Tuesday, February 17, 2004

Reed Hundt on Big Broadband

Reed Hundt, formerly head of the FCC, wrote a recent thing piece on the "inevitability of big broadband". As you might imagine, his speech lays out that it's far from inevitable -- unless the government does something Real Soon Now.

His argument seems to be for the creation of a single, highly regulated, universal high-speed fiber network across the USA, which would be able to pay for itself by charging regulated fees for voice ($40) internet ($25) etc. He views the parallel creation of multiple competing 'mini-broadband' networks by telcos and cable as a bad thing, and the attempt to support the old copper phone system and old universal access scheme as a bad thing.

Smells like Ma Broadband to me.

The piece is surprisingly short on "why to do it" beyond vague hand-waving about how the network will realize untold benefits. Has anyone actually figured out what to do with broadband networks?

One interesting tidbit is Hundt's summary list of all the old "vs." arguments of the past decade:

Since the beginning of convergence, dated from about 1992 (plus or minus a year), the battle to be the primary medium of at least the next decade - the one we are in now - has raged among various antipodal rivals: content vs. conduit, local vs. long distance, wireless vs. wire, data vs. voice also sort of known as packet vs. circuit, communications vs. computing, network vs. edge, and copper vs. HFC (also known as telco vs. cable). Other, possibly lesser dialectics include satellite vs. terrestrial and broadcast vs. cable.
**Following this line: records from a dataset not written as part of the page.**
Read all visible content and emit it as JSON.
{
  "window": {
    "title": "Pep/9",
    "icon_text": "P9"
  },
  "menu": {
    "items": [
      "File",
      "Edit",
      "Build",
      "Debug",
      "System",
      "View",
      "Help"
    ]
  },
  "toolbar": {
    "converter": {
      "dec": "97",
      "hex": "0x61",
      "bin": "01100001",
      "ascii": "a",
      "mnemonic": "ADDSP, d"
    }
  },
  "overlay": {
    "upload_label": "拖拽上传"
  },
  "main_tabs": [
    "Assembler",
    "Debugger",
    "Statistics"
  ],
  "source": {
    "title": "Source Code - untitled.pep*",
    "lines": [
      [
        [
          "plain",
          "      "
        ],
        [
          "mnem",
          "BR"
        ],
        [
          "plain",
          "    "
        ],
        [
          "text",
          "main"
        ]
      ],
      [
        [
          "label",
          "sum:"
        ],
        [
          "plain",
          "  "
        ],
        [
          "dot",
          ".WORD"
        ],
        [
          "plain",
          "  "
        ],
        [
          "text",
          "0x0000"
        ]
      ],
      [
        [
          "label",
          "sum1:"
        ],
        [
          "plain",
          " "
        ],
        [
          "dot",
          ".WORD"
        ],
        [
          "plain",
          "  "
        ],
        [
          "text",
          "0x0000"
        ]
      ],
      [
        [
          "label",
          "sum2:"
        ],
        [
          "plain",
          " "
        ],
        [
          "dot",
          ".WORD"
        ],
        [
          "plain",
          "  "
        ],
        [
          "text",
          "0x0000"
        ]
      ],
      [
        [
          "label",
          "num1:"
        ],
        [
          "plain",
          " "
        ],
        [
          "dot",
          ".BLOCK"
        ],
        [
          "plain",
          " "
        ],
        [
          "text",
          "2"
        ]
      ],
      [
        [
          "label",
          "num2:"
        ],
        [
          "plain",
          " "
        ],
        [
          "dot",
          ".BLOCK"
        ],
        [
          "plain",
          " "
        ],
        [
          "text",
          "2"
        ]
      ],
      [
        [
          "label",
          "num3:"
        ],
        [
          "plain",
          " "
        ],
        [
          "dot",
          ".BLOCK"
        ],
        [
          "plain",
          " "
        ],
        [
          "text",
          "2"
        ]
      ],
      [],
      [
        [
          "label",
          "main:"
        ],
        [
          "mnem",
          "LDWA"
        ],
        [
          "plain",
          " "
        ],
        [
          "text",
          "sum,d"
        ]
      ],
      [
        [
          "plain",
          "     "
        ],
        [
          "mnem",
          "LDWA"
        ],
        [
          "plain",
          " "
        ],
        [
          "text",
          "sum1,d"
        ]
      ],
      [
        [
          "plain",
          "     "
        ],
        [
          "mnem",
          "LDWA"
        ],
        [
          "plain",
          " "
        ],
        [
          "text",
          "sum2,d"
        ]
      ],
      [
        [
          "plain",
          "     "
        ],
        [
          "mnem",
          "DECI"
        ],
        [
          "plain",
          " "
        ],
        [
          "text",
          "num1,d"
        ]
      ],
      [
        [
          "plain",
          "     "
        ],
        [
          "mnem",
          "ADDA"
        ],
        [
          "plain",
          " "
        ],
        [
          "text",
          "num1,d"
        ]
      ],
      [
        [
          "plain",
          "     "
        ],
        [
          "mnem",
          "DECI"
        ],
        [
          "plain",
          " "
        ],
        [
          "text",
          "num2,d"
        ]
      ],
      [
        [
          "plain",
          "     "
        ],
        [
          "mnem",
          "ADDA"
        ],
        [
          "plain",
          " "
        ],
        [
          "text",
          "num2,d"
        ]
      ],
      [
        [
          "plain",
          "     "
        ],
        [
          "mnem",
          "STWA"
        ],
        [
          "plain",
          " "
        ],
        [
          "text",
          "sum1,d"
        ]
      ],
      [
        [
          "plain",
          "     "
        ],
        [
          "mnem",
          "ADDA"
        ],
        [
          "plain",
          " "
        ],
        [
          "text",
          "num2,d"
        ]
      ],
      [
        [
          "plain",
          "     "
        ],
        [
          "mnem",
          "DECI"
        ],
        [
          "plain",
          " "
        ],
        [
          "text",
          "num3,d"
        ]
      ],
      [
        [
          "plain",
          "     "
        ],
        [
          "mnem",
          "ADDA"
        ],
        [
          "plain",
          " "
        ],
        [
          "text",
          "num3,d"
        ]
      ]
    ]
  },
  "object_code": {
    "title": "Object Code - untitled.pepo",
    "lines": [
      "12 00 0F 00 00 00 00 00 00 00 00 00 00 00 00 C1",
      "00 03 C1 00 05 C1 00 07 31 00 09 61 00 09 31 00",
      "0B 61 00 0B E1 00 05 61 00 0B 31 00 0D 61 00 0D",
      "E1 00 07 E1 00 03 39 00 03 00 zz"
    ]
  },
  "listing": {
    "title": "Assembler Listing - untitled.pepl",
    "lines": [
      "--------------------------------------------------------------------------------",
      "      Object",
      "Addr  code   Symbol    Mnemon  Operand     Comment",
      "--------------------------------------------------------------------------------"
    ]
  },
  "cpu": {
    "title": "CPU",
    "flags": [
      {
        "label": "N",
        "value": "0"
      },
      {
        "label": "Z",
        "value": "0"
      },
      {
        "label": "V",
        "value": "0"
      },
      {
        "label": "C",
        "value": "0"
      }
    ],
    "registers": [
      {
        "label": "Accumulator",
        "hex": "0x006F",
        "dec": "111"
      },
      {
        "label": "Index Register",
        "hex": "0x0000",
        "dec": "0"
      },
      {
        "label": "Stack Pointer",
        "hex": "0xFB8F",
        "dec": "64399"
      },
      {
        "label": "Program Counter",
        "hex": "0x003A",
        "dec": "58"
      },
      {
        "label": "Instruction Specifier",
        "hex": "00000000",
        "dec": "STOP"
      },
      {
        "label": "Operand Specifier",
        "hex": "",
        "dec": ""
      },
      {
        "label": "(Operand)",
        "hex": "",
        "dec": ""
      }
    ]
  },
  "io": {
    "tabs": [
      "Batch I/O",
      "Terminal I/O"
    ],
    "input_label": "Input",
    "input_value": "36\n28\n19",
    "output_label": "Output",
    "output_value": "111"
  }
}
Convergence describes then a clash of networks, businesses, and even cultures.

No comments: